Accordingly, defendant's motion is denied as to Counts I, IV, VII and X,.
With respect to Counts III, VI, IX and XI, the court has little difficulty in concluding that no duplicity exists in these counts. The fact that each of these counts tracks, in part, the language of section 656 by alleging alternative means of violating the statute does not make each count duplicitous. Charging a defendant with alternative commissions of the same offense in the same count, as distinguished from charging him with alternative offenses, is expressly authorized by Rule 7(c) and does not offend the rule against duplicity. United States v. Kramer, 711 F.2d 789, 797 (7th Cir.), cert. denied, 464 U.S. 962, 104 S. Ct. 397, 78 L. Ed. 2d 339 (1983); United States v. Epperson, 552 F. Supp. 359, 361 (S.D. Ill. 1982) (count charging the defendant with misapplying "money, funds, and credits" under section 656 not duplicitous); see also United States v. Acosta, 748 F.2d 577, 579 (11th Cir. 1984) (count charging the defendant with willfully embezzling, abstracting, purloining and misapplying money under section 656 not duplicitous). Defendant's claim that these counts do not provide sufficient notice of the charges against him is without merit. In addition to alleging various means of commission, each count sets forth in detail that which was embezzled. In Count Three, it is $ 3,000 in the form of a check made payable to Robert Keister-- in Count Six, $ 5,000, in Count Nine, $ 5,000 and in Count Eleven, $ 35,000. Nor is there a risk of a non-unanimous verdict with respect to these counts. Where a statute provides for alternative means of commission and these alternative means are alleged in a single count, the jury need not agree upon the means of commission in rendering a general verdict. Schad v. Arizona, 501 U.S. 624, 631-32, 115 L. Ed. 2d 555, 111 S. Ct. 2491 (1991); United States v. Durman, 30 F.3d 803, 810 (7th Cir. 1994), cert. denied sub nom. Castellanos v. United States, 130 L. Ed. 2d 801, 115 S. Ct. 921 (1995); Bae v. Peters, 950 F.2d 469, 480 (7th Cir. 1991). Therefore, the court finds that Counts III, VI, IX and XI are not duplicitous. Accordingly, defendant's motion to dismiss is denied.
III. Motion for Further Discovery

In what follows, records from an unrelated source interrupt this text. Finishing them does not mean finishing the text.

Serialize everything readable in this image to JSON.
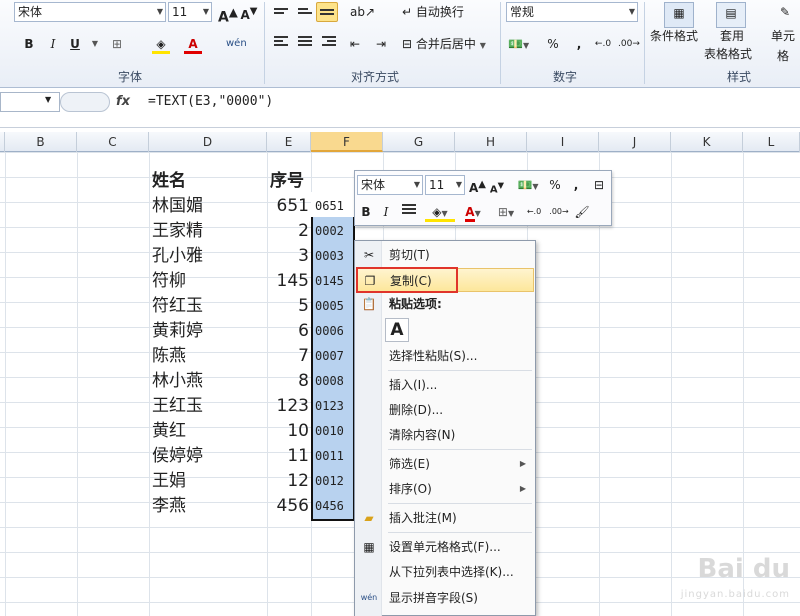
{
  "ribbon": {
    "font_name": "宋体",
    "font_size": "11",
    "grow_font": "A",
    "shrink_font": "A",
    "bold": "B",
    "italic": "I",
    "underline": "U",
    "phonetic": "wén",
    "wrap_text": "自动换行",
    "merge_center": "合并后居中",
    "number_format": "常规",
    "percent": "%",
    "comma": ",",
    "conditional_format": "条件格式",
    "table_format_1": "套用",
    "table_format_2": "表格格式",
    "cell_styles": "单元格",
    "group_font": "字体",
    "group_align": "对齐方式",
    "group_number": "数字",
    "group_styles": "样式"
  },
  "formula_bar": {
    "fx": "fx",
    "formula": "=TEXT(E3,\"0000\")"
  },
  "columns": [
    "B",
    "C",
    "D",
    "E",
    "F",
    "G",
    "H",
    "I",
    "J",
    "K",
    "L"
  ],
  "sheet": {
    "header_name": "姓名",
    "header_seq": "序号",
    "rows": [
      {
        "name": "林国媚",
        "seq": "651",
        "text": "0651"
      },
      {
        "name": "王家精",
        "seq": "2",
        "text": "0002"
      },
      {
        "name": "孔小雅",
        "seq": "3",
        "text": "0003"
      },
      {
        "name": "符柳",
        "seq": "145",
        "text": "0145"
      },
      {
        "name": "符红玉",
        "seq": "5",
        "text": "0005"
      },
      {
        "name": "黄莉婷",
        "seq": "6",
        "text": "0006"
      },
      {
        "name": "陈燕",
        "seq": "7",
        "text": "0007"
      },
      {
        "name": "林小燕",
        "seq": "8",
        "text": "0008"
      },
      {
        "name": "王红玉",
        "seq": "123",
        "text": "0123"
      },
      {
        "name": "黄红",
        "seq": "10",
        "text": "0010"
      },
      {
        "name": "侯婷婷",
        "seq": "11",
        "text": "0011"
      },
      {
        "name": "王娟",
        "seq": "12",
        "text": "0012"
      },
      {
        "name": "李燕",
        "seq": "456",
        "text": "0456"
      }
    ]
  },
  "mini_toolbar": {
    "font_name": "宋体",
    "font_size": "11",
    "bold": "B",
    "italic": "I",
    "percent": "%",
    "comma": ","
  },
  "context_menu": {
    "cut": "剪切(T)",
    "copy": "复制(C)",
    "paste_options": "粘贴选项:",
    "paste_a": "A",
    "paste_special": "选择性粘贴(S)...",
    "insert": "插入(I)...",
    "delete": "删除(D)...",
    "clear": "清除内容(N)",
    "filter": "筛选(E)",
    "sort": "排序(O)",
    "insert_comment": "插入批注(M)",
    "format_cells": "设置单元格格式(F)...",
    "pick_list": "从下拉列表中选择(K)...",
    "phonetic": "显示拼音字段(S)"
  },
  "watermark": {
    "brand": "Bai du",
    "site": "jingyan.baidu.com"
  },
  "colors": {
    "selection": "#b8d2ef",
    "highlight_border": "#e0342a",
    "menu_hover": "#fde79b"
  }
}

Defendant represents that, after conducting a pretrial conference with the Assistant United States Attorney in this case pursuant to Local Criminal Rule 2.04, the parties could not reach an agreement on certain discovery matters. These discovery matters are the following:
(1) Providing copies of or access to loan files of bank loan officers at First of America Bank similarly situated to the position held by defendant within that institution until January 15, 1993;
(2) Providing copies of or access to files handled by defendant for First of America Bank during all time periods covered by the indictment and the six-month time period preceding the same;